As more advertising moves online, the demand for digital marketers is unlikely to slacken. Annual salaries begin at €28,000 for SEO executives, rising to €180,000 for marketing directors. General marketing positions (2017 figures) start at €30,000 for an events executive.
Health and social care
Most healthcare professionals are receiving modest pay rises after deep cuts to their remuneration during the recession. Today, trainee phlebotomists can start on €19,048, senior nurses may receive €48,982, vascular physiologists can earn up to € 67,723, and hospital CEOs receive up to €100,000.
Science and pharmaceutical
Dublin’s science and pharmaceutical sectors are enjoying healthy growth. Graduate development chemists start on €30,000, while R&D directors or quality directors can expect salaries of up to €180,000.
Information, Communications and Technology
Dublin’s emphasis on attracting large tech companies and fostering a dense ecosystem of start-ups means that IT professionals are in strong demand. Video games artists can start on €35,000, while the chief technical officer at a large company can expect a pay packet of up to €200,000.
The web is often the first touchpoint between businesses and their customers. That means there’s a healthy demand for skilled web developers. Application support engineers might start on €30,000, while experienced front-end developers can earn in excess of €60,000.
They say that data is the oil of the early 21st century economy, so data analysts are in high demand. Salaries begin at €45,000 and rise to €100,000 for experienced analysts.
Every business needs administrators to keep the show on the road. Annual salaries begin at €20,000 for data entry positions, rising to €80,000 for operations managers, and €90,000 for call centre managers.
Nothing is more important to a business than its people, which is why HR professionals are always in demand. Graduates begin on €25,000, while HR directors can earn up to €155,000.
Retail vacancies in the luxury good sector are holding up well. Figures from 2017 show that retail assistants can start on €22,000, while area managers can expect salaries of up to €90,000.
The digital economy may be coming on in leaps and bounds, but people still like the personal touch when making purchases. There are plenty of sales jobs out there. Merchandisers and telesales executives can begin on €25,000, while senior sales managers can expect salaries of up to €100,000.
Builders are breaking ground on more new products than at any time since 2007, so there is high demand for construction workers, architects, surveyors and property managers.
In the design phase, junior architects can start on €20,000. Senior project directors can expect up to €120,000 per annum.
In surveying, junior quantity surveyors start on €25,000, while managing surveyors may earn up to €100,000.

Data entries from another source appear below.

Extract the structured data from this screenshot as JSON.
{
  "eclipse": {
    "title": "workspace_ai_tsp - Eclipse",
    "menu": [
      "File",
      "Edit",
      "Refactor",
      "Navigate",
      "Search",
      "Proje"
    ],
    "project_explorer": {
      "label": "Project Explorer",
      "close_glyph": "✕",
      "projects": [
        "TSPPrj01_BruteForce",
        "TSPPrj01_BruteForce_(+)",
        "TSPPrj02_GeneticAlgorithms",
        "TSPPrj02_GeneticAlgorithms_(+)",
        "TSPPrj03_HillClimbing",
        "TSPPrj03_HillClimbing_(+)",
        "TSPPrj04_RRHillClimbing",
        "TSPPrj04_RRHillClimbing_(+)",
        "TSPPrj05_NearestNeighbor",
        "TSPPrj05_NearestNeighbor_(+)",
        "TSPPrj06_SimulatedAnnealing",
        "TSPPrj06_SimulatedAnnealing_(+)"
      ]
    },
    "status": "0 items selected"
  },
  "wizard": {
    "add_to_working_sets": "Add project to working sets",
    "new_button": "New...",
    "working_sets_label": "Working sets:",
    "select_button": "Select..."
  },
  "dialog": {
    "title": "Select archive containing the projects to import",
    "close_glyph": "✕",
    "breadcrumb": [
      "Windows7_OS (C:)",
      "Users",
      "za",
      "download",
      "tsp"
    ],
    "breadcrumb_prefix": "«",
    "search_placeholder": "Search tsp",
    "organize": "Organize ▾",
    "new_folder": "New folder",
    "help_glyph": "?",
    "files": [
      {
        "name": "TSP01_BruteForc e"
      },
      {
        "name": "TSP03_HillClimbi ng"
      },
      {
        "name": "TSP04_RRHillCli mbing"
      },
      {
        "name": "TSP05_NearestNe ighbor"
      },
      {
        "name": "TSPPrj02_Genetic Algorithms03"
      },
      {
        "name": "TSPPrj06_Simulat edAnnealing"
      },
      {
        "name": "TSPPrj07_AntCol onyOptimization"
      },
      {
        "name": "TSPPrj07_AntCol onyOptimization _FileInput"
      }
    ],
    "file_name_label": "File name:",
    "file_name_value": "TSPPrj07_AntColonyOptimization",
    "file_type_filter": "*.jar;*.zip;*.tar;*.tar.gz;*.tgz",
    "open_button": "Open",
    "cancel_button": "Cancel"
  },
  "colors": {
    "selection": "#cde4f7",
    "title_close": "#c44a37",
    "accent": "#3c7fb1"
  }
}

In the construction phase, engineers start on around €30,000, while contracts managers can earn up to €80,000.
In property management, junior property managers start on €20,000, rising to €60,000 for senior property managers.
Your qualifications from home may not be immediately recognised by Irish employers and educational institutions. Looking for work is difficult enough without being thwarted by incompatible qualifications, so it’s important that employers can understand your hard-won credentials. Thankfully, there’s a process in place to help you compare your qualifications with the Irish equivalent. NARIC Ireland holds a database of over one thousand qualifications issued by institutions from around the world. Simply search the database, find your qualification and see how it compares to I
You will need a Personal Public Service number (PPS number) to work in Ireland. It’s a unique reference number that helps you to access social welfare and public services. Irish Tax and Customs use this number to register you for income tax. Your PPS number will help you to access: All social welfare services Free Travel Pass for people over 66 years of age Public health services, including the medical card and the Drugs Payment Scheme Child immunisation Schemes run by the